Instructions for the task: Wherever a line in the records below contains "Manager", copy that line.

[[ Task data open ]]

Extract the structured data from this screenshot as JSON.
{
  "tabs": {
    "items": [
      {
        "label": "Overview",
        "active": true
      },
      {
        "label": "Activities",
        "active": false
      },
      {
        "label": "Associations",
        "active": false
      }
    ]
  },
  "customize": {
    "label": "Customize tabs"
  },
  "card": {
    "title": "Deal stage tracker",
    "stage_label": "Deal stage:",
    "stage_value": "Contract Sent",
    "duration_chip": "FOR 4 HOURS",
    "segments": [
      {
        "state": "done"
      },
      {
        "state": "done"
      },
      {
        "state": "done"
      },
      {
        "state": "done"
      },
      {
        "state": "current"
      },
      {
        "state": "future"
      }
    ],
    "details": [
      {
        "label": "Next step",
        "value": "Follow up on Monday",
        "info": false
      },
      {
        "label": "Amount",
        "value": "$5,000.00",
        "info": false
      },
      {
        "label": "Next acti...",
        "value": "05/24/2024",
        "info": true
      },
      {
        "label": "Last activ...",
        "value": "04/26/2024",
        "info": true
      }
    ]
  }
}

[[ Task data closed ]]
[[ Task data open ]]

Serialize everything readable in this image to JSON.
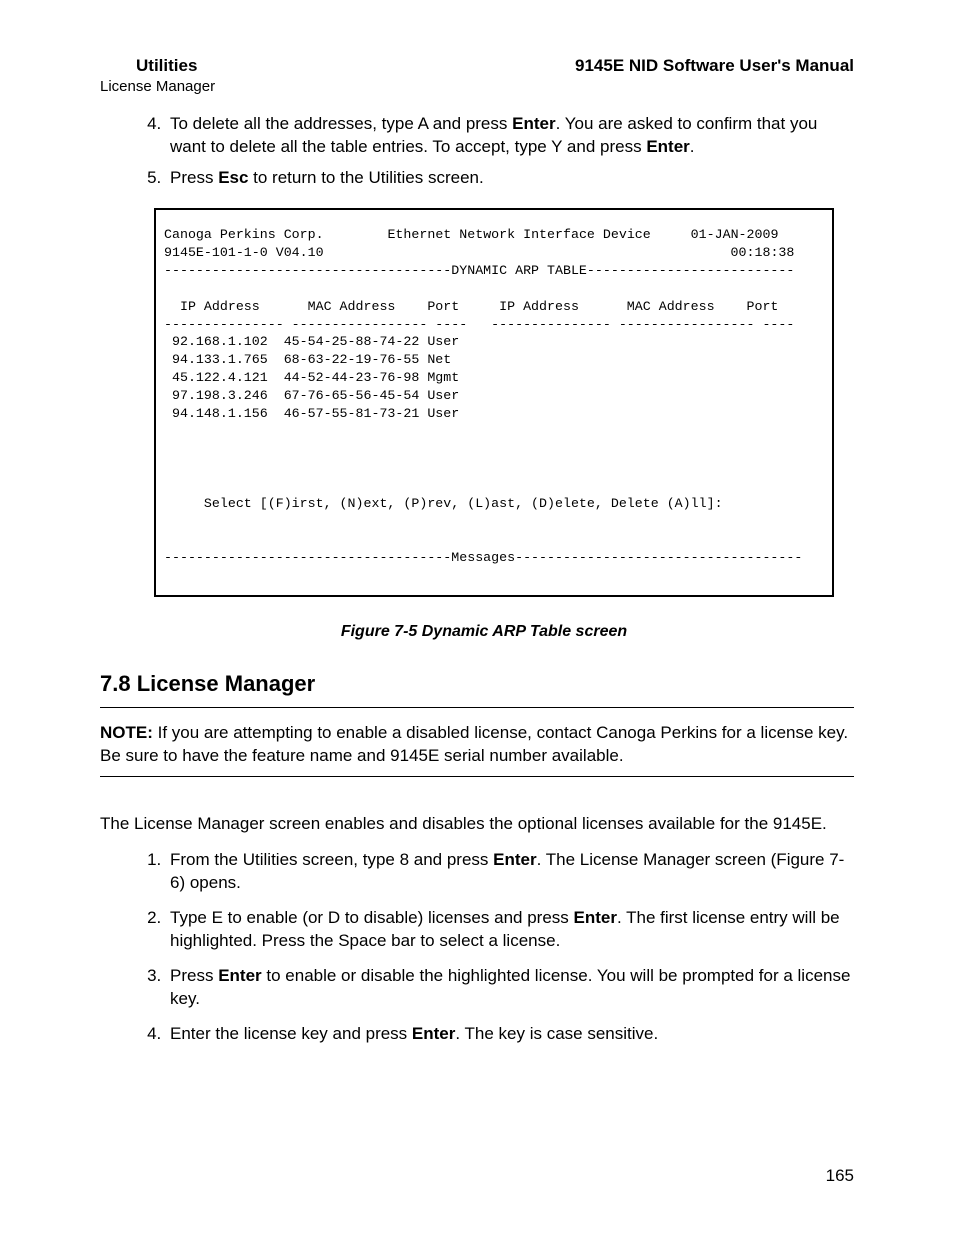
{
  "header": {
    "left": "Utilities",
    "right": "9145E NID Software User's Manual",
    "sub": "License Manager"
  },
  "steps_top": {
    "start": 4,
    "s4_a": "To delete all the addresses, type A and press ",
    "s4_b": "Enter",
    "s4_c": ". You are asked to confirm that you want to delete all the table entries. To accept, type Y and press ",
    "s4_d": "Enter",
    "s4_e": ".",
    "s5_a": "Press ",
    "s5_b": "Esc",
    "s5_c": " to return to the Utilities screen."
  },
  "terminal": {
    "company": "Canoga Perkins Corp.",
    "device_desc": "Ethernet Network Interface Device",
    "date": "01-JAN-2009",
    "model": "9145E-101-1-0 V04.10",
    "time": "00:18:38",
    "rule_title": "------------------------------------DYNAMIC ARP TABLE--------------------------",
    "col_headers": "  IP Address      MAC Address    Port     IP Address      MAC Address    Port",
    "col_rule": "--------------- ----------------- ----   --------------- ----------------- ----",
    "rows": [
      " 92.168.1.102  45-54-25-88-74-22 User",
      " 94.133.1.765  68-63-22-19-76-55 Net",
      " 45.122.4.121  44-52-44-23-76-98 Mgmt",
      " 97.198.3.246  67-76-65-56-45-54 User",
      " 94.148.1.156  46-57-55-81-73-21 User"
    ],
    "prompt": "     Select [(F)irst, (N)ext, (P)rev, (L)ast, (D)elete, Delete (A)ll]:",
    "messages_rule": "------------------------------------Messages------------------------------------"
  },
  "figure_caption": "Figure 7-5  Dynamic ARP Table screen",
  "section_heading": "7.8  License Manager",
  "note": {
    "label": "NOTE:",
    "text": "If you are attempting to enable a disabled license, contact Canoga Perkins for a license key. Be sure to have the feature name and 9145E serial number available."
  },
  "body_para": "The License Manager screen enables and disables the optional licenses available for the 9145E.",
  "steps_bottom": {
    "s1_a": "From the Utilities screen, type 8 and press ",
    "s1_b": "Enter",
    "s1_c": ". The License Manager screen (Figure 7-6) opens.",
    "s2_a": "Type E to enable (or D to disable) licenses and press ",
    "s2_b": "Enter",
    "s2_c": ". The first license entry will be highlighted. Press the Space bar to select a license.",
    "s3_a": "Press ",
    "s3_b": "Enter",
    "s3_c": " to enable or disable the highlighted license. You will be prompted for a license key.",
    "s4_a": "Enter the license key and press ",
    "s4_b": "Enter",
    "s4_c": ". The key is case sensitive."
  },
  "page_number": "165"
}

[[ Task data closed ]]

Response to this exercise:
    "sub": "License Manager"
  "section_heading": "7.8  License Manager",
  "body_para": "The License Manager screen enables and disables the optional licenses available for the 9145E.",
    "s1_c": ". The License Manager screen (Figure 7-6) opens.",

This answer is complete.